What the task requires — Please set down every line of the records below exactly, without the pictures.

- - - -

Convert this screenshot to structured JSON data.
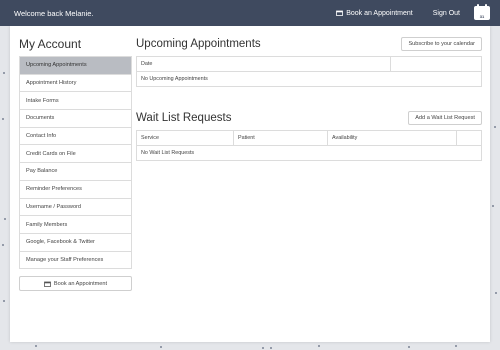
{
  "header": {
    "welcome": "Welcome back Melanie.",
    "book_label": "Book an Appointment",
    "signout_label": "Sign Out",
    "logo_icon": "calendar-logo-icon"
  },
  "sidebar": {
    "title": "My Account",
    "items": [
      {
        "label": "Upcoming Appointments",
        "active": true
      },
      {
        "label": "Appointment History"
      },
      {
        "label": "Intake Forms"
      },
      {
        "label": "Documents"
      },
      {
        "label": "Contact Info"
      },
      {
        "label": "Credit Cards on File"
      },
      {
        "label": "Pay Balance"
      },
      {
        "label": "Reminder Preferences"
      },
      {
        "label": "Username / Password"
      },
      {
        "label": "Family Members"
      },
      {
        "label": "Google, Facebook & Twitter"
      },
      {
        "label": "Manage your Staff Preferences"
      }
    ],
    "book_button": "Book an Appointment"
  },
  "upcoming": {
    "title": "Upcoming Appointments",
    "subscribe_button": "Subscribe to your calendar",
    "columns": [
      "Date",
      ""
    ],
    "empty": "No Upcoming Appointments"
  },
  "waitlist": {
    "title": "Wait List Requests",
    "add_button": "Add a Wait List Request",
    "columns": [
      "Service",
      "Patient",
      "Availability",
      ""
    ],
    "empty": "No Wait List Requests"
  },
  "colors": {
    "topbar": "#3f4a5f",
    "active_item": "#b9bcc2",
    "background": "#e4e6ea"
  }
}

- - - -

Exercise answer —
Convert this screenshot to structured JSON data.
{
  "header": {
    "welcome": "Welcome back Melanie.",
    "book_label": "Book an Appointment",
    "signout_label": "Sign Out",
    "logo_icon": "calendar-logo-icon"
  },
  "sidebar": {
    "title": "My Account",
    "items": [
      {
        "label": "Upcoming Appointments",
        "active": true
      },
      {
        "label": "Appointment History"
      },
      {
        "label": "Intake Forms"
      },
      {
        "label": "Documents"
      },
      {
        "label": "Contact Info"
      },
      {
        "label": "Credit Cards on File"
      },
      {
        "label": "Pay Balance"
      },
      {
        "label": "Reminder Preferences"
      },
      {
        "label": "Username / Password"
      },
      {
        "label": "Family Members"
      },
      {
        "label": "Google, Facebook & Twitter"
      },
      {
        "label": "Manage your Staff Preferences"
      }
    ],
    "book_button": "Book an Appointment"
  },
  "upcoming": {
    "title": "Upcoming Appointments",
    "subscribe_button": "Subscribe to your calendar",
    "columns": [
      "Date",
      ""
    ],
    "empty": "No Upcoming Appointments"
  },
  "waitlist": {
    "title": "Wait List Requests",
    "add_button": "Add a Wait List Request",
    "columns": [
      "Service",
      "Patient",
      "Availability",
      ""
    ],
    "empty": "No Wait List Requests"
  },
  "colors": {
    "topbar": "#3f4a5f",
    "active_item": "#b9bcc2",
    "background": "#e4e6ea"
  }
}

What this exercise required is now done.